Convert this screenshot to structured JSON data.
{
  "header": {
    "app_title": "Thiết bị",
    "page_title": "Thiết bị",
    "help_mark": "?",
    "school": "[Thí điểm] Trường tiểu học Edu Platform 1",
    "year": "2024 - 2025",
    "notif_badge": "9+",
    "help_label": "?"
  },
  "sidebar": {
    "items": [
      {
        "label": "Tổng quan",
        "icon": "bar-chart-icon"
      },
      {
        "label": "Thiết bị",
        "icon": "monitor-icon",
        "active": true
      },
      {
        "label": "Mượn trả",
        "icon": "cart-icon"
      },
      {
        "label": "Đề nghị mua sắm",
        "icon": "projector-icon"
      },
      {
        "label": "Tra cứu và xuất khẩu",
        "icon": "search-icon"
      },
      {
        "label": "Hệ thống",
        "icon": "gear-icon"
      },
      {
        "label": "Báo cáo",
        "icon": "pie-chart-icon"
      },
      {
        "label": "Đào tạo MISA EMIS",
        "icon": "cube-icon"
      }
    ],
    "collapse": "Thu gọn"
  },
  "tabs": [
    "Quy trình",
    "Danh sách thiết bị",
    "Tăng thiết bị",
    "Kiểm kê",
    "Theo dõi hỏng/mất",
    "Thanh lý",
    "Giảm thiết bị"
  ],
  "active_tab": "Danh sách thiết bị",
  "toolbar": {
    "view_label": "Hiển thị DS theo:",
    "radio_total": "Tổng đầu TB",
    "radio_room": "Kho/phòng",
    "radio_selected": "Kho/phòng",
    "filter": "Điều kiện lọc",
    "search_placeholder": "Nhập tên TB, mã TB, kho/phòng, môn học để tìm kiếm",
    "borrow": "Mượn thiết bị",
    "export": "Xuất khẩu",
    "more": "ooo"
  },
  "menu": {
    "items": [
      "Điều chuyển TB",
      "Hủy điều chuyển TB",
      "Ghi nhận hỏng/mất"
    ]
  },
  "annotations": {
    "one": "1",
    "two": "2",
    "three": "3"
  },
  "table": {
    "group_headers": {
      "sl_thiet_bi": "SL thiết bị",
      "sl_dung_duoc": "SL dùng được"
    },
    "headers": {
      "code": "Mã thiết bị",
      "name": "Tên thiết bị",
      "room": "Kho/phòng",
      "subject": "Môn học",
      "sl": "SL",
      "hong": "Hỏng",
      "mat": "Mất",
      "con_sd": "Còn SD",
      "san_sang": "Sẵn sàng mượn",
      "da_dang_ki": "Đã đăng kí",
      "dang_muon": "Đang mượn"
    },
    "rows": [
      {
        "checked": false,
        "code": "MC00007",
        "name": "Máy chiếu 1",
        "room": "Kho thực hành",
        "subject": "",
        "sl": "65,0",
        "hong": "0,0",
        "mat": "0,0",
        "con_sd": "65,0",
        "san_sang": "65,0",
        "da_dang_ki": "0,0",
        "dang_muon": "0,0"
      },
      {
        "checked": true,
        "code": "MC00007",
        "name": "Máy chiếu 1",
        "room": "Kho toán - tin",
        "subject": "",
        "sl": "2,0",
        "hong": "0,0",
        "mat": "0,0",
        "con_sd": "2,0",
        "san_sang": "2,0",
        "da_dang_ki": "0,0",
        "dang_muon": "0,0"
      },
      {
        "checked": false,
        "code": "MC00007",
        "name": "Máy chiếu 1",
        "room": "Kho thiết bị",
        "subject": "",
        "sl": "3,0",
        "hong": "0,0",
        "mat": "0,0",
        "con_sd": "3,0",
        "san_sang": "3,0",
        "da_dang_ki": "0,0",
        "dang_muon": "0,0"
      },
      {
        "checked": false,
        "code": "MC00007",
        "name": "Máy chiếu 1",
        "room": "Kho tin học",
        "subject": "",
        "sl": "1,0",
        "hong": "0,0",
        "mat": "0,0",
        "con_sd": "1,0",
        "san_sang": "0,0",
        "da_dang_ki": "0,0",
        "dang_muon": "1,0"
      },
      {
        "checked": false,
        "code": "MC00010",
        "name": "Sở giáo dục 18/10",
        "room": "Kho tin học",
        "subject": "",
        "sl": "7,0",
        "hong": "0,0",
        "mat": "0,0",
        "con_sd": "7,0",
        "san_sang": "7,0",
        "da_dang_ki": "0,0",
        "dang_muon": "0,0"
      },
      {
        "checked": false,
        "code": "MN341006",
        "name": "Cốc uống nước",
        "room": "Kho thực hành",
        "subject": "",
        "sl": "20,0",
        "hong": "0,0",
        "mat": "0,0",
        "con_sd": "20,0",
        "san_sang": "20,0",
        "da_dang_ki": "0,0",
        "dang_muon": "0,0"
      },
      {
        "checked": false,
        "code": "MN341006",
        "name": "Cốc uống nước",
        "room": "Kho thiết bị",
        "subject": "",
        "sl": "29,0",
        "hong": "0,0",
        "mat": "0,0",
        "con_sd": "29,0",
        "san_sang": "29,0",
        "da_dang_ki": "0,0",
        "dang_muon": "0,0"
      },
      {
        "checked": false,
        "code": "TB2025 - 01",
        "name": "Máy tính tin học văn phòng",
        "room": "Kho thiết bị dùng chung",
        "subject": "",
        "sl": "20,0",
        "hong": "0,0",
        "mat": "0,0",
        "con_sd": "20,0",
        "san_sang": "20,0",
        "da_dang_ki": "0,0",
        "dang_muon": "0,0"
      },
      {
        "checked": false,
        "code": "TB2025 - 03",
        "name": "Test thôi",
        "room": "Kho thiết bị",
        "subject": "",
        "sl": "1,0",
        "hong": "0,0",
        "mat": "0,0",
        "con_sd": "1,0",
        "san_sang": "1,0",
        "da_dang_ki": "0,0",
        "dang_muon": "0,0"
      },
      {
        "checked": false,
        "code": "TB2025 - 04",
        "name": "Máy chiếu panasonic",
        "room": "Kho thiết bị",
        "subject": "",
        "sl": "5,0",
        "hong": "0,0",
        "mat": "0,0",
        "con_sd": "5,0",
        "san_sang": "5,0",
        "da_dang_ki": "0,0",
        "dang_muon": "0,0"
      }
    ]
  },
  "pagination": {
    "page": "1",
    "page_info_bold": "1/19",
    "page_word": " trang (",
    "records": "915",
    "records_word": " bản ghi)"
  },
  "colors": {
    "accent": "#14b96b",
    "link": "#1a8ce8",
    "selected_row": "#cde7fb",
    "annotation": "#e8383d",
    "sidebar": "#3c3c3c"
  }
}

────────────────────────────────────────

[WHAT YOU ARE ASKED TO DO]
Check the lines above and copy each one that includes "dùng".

[EXERCISE RESPONSE]
      "sl_dung_duoc": "SL dùng được"
        "room": "Kho thiết bị dùng chung",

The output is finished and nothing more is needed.